* PROVIDED RECORDS *
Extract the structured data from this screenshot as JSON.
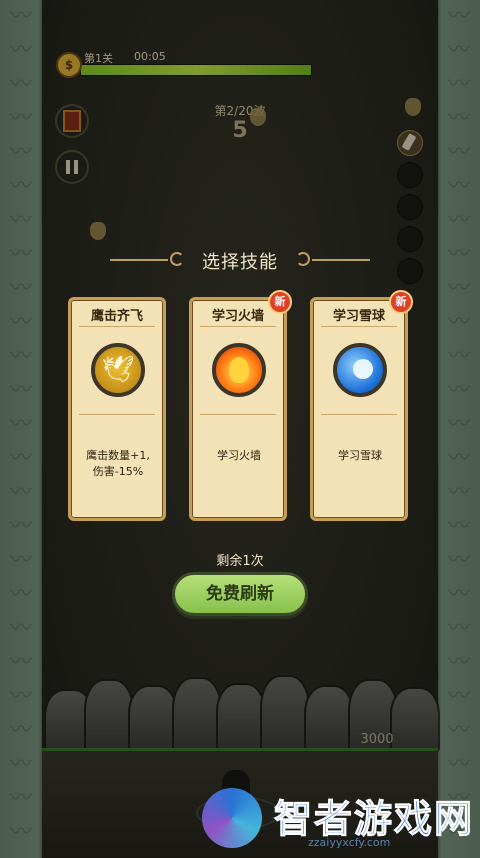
{
  "hud": {
    "level_name": "第1关",
    "timer": "00:05",
    "level_icon_glyph": "$",
    "progress_fraction": 1.0,
    "wave_label": "第2/20波",
    "wave_number": "5"
  },
  "dialog": {
    "title": "选择技能",
    "remaining": "剩余1次",
    "refresh_label": "免费刷新"
  },
  "skills": [
    {
      "name": "鹰击齐飞",
      "description": "鹰击数量+1,\n伤害-15%",
      "icon": "eagle-icon",
      "is_new": false
    },
    {
      "name": "学习火墙",
      "description": "学习火墙",
      "icon": "firewall-icon",
      "is_new": true,
      "badge": "新"
    },
    {
      "name": "学习雪球",
      "description": "学习雪球",
      "icon": "snowball-icon",
      "is_new": true,
      "badge": "新"
    }
  ],
  "ground": {
    "score": "3000"
  },
  "watermark": {
    "text": "智者游戏网",
    "url": "zzaiyyxcfy.com"
  },
  "colors": {
    "card_bg": "#f3e2b5",
    "card_border": "#c89e54",
    "refresh_button": "#9fd05e",
    "new_badge": "#e0402a",
    "progress_fill": "#a6e23a"
  }
}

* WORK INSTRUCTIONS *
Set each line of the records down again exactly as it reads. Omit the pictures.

* SOLUTION TO THIS TASK *
Extract the structured data from this screenshot as JSON.
{
  "hud": {
    "level_name": "第1关",
    "timer": "00:05",
    "level_icon_glyph": "$",
    "progress_fraction": 1.0,
    "wave_label": "第2/20波",
    "wave_number": "5"
  },
  "dialog": {
    "title": "选择技能",
    "remaining": "剩余1次",
    "refresh_label": "免费刷新"
  },
  "skills": [
    {
      "name": "鹰击齐飞",
      "description": "鹰击数量+1,\n伤害-15%",
      "icon": "eagle-icon",
      "is_new": false
    },
    {
      "name": "学习火墙",
      "description": "学习火墙",
      "icon": "firewall-icon",
      "is_new": true,
      "badge": "新"
    },
    {
      "name": "学习雪球",
      "description": "学习雪球",
      "icon": "snowball-icon",
      "is_new": true,
      "badge": "新"
    }
  ],
  "ground": {
    "score": "3000"
  },
  "watermark": {
    "text": "智者游戏网",
    "url": "zzaiyyxcfy.com"
  },
  "colors": {
    "card_bg": "#f3e2b5",
    "card_border": "#c89e54",
    "refresh_button": "#9fd05e",
    "new_badge": "#e0402a",
    "progress_fill": "#a6e23a"
  }
}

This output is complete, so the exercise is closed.